Preventing Kerberos change password that use RC4 secret keys
Updated: July 10, 2014
Applies To: Windows Server 2008, Windows Server 2008 R2, Windows Server 2012, Windows Server 2012 R2
This topic for the IT professional explains some limitations in the Kerberos protocol that could lead to a malicious user taking control of a user’s account. There is a limitation in the Kerberos Network Authentication Service (V5) standard (RFC 4120), which is well-known within the industry, whereby an attacker can authenticate as a user or change that user’s password if the attacker knows the user’s secret key.
Possession of a user’s password-derived Kerberos secret keys (RC4 and Advanced Encryption Standard [AES] by default) is validated during the Kerberos password change exchange per RFC 4757. The user’s plaintext password is never provided to the Key Distribution Center (KDC), and by default, Active Directory domain controllers do not possess a copy of plaintext passwords for accounts. If the domain controller does not support a Kerberos encryption type, that secret key cannot be used to change the password.
In the Windows operating systems designated in the Applies To list at the beginning of this topic, there are three ways to block the ability to change passwords by using Kerberos with RC4 secret keys:

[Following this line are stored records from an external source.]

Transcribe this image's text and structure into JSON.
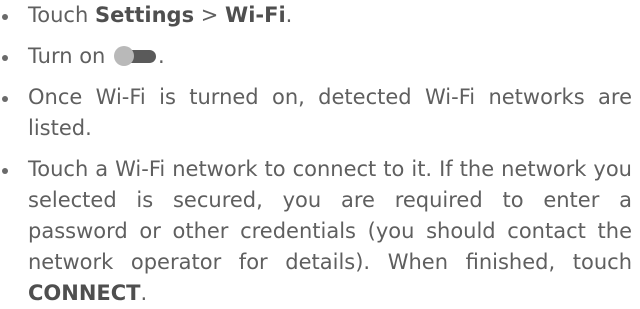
{
  "steps": [
    {
      "parts": {
        "a": "Touch ",
        "b": "Settings",
        "c": " > ",
        "d": "Wi-Fi",
        "e": "."
      }
    },
    {
      "parts": {
        "a": "Turn on ",
        "e": "."
      },
      "toggle_icon": "switch-off-icon"
    },
    {
      "text": "Once Wi-Fi is turned on, detected Wi-Fi networks are listed."
    },
    {
      "text": "Touch a Wi-Fi network to connect to it. If the network you selected is secured, you are required to enter a password or other credentials (you should contact the network operator for details). When finished, touch ",
      "bold_end": "CONNECT",
      "end": "."
    }
  ],
  "colors": {
    "text": "#5f5f5f",
    "bold_text": "#4f4f4f",
    "bullet": "#6a6a6a",
    "toggle_track": "#5a5a5a",
    "toggle_knob": "#b9b9b9",
    "background": "#ffffff"
  }
}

Configure the user account to include the account option Smart card is required for interactive logon. This limits the user to only signing in with a valid smart card so that RC4 authentication service requests (AS-REQs) are rejected. To set the account options on an account, right-click on the account, the click Properties, and click the Account tab.
Disable RC4 support for Kerberos on all domain controllers. This requires a minimum of a Windows Server 2008 domain functional level and an environment where all Kerberos clients, application servers, and trust relationships to and from the domain must support AES. Support for AES was introduced in Windows Server 2008 and Windows Vista.
Deploy domains set to a Windows Server 2012 R2 domain functional level, and configure users as members of the Protected Users security group. Because this feature disrupts more than just RC4 usage in the Kerberos protocol, see resources in the following See also section.
For explanations about RFC 4120 and RFC 4757, see IETF Documents.